What is required | Precisely the lines from the one with "Extract the structured" through the end of the data, both included, must make up the response, each restated word for word.

Data in this exercise: Begin

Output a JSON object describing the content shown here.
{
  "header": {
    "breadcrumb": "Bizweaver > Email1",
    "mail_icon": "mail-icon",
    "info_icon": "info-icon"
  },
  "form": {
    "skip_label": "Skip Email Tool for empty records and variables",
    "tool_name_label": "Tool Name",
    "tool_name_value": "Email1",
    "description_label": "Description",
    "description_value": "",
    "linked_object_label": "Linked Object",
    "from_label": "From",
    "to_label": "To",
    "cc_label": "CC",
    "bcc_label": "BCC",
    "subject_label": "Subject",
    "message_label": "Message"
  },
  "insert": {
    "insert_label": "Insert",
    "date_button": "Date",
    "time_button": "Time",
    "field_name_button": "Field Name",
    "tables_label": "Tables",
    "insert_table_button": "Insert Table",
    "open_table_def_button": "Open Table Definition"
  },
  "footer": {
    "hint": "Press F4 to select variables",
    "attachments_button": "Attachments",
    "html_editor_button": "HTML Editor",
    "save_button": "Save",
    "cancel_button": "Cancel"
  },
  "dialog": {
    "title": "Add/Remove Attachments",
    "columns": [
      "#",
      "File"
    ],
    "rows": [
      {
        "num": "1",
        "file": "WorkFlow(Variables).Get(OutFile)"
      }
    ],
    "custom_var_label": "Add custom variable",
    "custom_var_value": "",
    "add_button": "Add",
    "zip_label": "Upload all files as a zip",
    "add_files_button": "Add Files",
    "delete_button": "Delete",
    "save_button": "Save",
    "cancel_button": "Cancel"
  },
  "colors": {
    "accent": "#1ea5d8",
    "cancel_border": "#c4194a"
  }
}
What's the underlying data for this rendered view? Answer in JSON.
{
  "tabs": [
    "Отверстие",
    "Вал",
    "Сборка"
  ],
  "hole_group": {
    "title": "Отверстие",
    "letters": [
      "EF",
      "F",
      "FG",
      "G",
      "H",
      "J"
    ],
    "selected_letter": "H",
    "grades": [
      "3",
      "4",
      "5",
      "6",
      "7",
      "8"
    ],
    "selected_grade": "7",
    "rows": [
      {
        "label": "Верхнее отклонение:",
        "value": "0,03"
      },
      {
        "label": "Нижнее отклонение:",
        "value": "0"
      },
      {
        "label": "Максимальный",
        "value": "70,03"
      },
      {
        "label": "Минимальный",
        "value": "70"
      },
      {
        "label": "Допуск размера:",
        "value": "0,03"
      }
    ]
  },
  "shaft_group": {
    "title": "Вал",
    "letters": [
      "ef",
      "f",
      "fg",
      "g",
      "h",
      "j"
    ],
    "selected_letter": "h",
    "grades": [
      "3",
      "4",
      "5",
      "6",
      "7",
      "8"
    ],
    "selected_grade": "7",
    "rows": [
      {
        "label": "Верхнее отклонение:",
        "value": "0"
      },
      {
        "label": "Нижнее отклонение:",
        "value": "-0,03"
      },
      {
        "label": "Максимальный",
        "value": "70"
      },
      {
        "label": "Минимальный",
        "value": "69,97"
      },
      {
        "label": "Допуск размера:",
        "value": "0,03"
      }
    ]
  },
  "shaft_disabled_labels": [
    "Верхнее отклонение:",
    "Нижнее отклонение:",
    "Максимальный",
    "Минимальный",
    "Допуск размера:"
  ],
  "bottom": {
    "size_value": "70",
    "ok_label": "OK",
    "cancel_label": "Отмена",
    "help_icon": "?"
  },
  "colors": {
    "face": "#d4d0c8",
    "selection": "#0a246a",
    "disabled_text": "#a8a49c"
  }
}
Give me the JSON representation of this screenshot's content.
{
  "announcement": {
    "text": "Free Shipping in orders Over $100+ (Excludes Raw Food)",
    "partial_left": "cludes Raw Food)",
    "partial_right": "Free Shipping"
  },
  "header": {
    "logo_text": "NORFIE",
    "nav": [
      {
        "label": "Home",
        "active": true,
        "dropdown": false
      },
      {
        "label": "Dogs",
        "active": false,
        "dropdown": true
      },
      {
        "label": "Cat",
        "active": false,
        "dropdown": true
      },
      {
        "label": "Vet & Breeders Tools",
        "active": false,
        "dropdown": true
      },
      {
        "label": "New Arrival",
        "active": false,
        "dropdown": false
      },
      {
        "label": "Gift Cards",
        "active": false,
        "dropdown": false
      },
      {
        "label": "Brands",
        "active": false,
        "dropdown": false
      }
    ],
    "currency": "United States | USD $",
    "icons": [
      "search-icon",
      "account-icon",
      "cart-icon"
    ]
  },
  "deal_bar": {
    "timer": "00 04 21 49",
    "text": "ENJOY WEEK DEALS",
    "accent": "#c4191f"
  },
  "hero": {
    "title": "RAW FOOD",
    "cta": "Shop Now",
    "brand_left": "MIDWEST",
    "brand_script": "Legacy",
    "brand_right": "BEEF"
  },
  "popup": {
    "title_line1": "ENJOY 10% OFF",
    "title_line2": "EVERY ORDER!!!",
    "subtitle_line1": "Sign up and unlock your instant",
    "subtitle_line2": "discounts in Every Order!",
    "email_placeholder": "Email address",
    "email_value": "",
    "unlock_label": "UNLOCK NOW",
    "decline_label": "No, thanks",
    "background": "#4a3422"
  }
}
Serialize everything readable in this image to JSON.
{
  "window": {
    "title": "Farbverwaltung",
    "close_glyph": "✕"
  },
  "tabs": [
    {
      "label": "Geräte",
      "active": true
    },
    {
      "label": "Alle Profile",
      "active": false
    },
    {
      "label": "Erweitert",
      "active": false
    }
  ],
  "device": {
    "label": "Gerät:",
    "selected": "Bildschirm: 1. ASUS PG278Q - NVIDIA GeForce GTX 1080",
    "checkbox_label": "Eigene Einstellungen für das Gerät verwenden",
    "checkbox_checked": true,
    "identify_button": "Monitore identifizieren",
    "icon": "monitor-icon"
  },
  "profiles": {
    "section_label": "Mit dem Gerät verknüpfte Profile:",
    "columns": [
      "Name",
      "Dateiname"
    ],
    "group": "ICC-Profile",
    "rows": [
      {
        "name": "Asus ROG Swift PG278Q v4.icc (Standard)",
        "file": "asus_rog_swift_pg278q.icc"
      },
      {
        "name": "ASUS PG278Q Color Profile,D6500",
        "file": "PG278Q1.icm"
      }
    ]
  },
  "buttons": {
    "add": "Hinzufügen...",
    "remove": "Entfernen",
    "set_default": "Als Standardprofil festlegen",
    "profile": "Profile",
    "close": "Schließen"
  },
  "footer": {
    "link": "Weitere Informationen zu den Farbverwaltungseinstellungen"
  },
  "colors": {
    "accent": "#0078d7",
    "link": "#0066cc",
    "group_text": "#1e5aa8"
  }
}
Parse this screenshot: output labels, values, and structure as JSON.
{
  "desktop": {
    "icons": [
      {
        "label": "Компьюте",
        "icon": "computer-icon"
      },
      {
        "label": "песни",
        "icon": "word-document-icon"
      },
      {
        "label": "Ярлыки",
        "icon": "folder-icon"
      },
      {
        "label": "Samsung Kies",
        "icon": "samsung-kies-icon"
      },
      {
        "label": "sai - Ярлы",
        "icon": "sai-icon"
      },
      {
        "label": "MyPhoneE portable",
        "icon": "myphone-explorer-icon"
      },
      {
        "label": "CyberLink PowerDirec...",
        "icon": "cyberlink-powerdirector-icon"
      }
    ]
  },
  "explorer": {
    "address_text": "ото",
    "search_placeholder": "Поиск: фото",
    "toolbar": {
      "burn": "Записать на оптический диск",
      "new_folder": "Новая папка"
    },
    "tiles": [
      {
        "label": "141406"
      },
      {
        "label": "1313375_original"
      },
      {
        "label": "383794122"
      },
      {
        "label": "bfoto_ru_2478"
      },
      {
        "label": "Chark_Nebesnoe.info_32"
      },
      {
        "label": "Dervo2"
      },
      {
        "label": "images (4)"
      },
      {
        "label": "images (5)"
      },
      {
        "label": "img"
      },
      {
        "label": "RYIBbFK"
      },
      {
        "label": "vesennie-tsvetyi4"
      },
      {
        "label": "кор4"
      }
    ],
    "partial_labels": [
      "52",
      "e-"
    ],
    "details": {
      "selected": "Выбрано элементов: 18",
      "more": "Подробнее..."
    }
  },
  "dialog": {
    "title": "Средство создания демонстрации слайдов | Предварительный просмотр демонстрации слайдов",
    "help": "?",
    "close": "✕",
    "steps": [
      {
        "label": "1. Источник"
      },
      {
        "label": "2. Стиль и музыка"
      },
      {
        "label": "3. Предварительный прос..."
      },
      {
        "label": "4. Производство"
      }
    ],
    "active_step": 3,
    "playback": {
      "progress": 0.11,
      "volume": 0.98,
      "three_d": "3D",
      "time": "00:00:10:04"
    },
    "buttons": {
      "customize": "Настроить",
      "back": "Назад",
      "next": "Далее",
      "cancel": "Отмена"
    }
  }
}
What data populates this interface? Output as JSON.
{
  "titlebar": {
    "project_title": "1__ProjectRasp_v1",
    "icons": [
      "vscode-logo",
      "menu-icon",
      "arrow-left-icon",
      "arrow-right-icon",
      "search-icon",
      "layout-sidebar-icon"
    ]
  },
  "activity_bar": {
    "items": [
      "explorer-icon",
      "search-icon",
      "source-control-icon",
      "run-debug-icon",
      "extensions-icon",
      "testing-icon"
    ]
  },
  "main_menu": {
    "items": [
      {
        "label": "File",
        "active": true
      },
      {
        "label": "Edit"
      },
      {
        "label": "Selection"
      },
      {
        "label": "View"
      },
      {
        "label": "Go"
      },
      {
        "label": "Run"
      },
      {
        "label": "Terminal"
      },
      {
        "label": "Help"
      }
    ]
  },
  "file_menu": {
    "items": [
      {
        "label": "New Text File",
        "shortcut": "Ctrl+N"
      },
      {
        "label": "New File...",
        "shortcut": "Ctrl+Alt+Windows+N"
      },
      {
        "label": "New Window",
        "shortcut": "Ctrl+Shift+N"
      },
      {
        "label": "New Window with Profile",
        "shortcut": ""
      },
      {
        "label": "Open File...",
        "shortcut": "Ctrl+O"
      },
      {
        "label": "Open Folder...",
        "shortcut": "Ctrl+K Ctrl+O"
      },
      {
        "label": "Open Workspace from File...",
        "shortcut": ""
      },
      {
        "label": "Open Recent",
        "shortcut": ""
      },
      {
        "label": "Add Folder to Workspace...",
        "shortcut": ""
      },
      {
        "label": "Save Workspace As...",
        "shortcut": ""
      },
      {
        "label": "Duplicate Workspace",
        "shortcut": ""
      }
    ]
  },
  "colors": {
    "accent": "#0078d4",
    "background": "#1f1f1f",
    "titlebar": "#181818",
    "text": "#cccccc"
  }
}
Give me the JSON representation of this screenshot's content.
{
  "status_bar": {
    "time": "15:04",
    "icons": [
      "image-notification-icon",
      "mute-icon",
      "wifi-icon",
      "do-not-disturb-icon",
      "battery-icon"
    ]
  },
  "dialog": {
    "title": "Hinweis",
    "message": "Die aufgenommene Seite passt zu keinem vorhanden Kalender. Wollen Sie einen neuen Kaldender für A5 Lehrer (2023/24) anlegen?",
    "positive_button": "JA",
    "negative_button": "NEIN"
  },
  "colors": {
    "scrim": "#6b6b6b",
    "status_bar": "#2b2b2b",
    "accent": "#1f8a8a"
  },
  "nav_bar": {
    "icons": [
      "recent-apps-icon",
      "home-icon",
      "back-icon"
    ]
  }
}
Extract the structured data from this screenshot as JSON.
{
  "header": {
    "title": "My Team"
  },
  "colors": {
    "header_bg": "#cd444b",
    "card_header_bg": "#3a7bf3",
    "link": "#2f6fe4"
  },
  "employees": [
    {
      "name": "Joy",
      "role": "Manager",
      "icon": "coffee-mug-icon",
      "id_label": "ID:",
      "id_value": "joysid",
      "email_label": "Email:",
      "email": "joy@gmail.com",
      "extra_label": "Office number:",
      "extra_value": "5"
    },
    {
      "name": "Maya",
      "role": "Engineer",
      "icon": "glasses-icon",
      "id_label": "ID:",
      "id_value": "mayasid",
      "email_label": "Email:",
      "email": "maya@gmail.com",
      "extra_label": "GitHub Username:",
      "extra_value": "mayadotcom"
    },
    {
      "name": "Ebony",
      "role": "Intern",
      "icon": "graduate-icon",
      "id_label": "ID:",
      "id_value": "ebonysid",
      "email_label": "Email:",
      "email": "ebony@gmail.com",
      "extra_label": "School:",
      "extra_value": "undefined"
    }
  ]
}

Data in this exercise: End

Task output |
Extract the structured data from this screenshot as JSON.
{
  "header": {
    "title": "My Team"
  },
  "colors": {
    "header_bg": "#cd444b",
    "card_header_bg": "#3a7bf3",
    "link": "#2f6fe4"
  },
  "employees": [
    {
      "name": "Joy",
      "role": "Manager",
      "icon": "coffee-mug-icon",
      "id_label": "ID:",
      "id_value": "joysid",
      "email_label": "Email:",
      "email": "joy@gmail.com",
      "extra_label": "Office number:",
      "extra_value": "5"
    },
    {
      "name": "Maya",
      "role": "Engineer",
      "icon": "glasses-icon",
      "id_label": "ID:",
      "id_value": "mayasid",
      "email_label": "Email:",
      "email": "maya@gmail.com",
      "extra_label": "GitHub Username:",
      "extra_value": "mayadotcom"
    },
    {
      "name": "Ebony",
      "role": "Intern",
      "icon": "graduate-icon",
      "id_label": "ID:",
      "id_value": "ebonysid",
      "email_label": "Email:",
      "email": "ebony@gmail.com",
      "extra_label": "School:",
      "extra_value": "undefined"
    }
  ]
}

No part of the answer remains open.